Here, silicon dies supplied by global Intel die sort facilities (including KuDSDP) are mounted onto PCB substrates and epoxied, before a heat spreader is attached to become familiar Intel Core and Xeon processors (among others). Assembled chips are put through temperature, stress, performance, and quality tests before being sent to customers.
Chip Attach is the first step, starting from the silicon dies that arrive at PGAT mounted on tape reels. The dies (the grey or gold chips on a black reel) are separated from the reel, and attached to a PCB substrate (the green board) alongside other components.
Next, the substrate with the newly attached die and components has epoxy material applied to ensure stress is uniformly distributed across the die. No pictures unfortunately, but the precision with which the machines analyse, then inject just the right amount of epoxy to fill the gaps is astounding.
Lid Attach follows, where thermal conductivity paste is applied to the die before a metallic heat spreader is added.
The end product is a CPU or a processor with the circuit enclosed in a metallic lid. Once a finished CPU rolls out of the lid attach process, they are loaded onto trays for Burn-In, stressed at high temperatures and voltage to screen out defects.
Following burn-in, a series of electrical tests are performed to ensure only functional devices are shipped to customers. This includes testing of all electrical traces as well as functionality.
The final test, PPV, mimics customer end-product test conditions and platforms.
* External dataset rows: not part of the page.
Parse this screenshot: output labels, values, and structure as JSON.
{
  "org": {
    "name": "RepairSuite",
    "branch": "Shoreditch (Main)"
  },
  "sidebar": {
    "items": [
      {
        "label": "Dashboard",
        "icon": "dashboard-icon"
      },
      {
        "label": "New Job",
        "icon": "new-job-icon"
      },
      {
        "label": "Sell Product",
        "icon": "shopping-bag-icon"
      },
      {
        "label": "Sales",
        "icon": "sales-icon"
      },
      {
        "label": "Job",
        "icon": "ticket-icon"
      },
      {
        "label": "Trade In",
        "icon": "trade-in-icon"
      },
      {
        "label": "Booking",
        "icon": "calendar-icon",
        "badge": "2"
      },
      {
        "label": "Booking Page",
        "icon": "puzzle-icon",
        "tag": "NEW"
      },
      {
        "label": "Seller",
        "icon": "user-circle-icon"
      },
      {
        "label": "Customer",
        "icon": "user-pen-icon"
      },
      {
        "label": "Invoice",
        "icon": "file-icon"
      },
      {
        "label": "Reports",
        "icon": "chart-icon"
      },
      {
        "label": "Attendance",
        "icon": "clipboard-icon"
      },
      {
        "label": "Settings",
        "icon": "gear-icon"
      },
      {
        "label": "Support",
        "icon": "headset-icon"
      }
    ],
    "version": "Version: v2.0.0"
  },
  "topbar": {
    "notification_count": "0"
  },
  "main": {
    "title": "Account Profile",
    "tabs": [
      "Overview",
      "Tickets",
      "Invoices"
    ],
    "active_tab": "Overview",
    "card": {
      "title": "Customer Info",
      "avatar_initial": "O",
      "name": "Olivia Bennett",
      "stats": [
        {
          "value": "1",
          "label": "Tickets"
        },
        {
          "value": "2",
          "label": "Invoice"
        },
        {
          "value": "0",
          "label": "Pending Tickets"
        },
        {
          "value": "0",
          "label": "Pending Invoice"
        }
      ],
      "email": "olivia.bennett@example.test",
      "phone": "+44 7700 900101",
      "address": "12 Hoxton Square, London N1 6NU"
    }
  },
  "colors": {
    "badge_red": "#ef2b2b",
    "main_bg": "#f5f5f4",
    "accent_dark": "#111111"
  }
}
Devices are mounted onto a testing environment that conforms to specific test conditions, platforms, and operating systems.
Throughout our visits, we were consistently hosted and briefed by very many senior Malaysian staff, nearly all of whom has spent nearly two decades with Intel Malaysia.
From their knowledge and enthusiasm in responding to our queries, the collective ownership over Intel’s vision and commitment to knowledge transfer is palpable, at least in my short time spent with them.
Look out for more reports from our visit to Intel’s Malaysia facilties soon.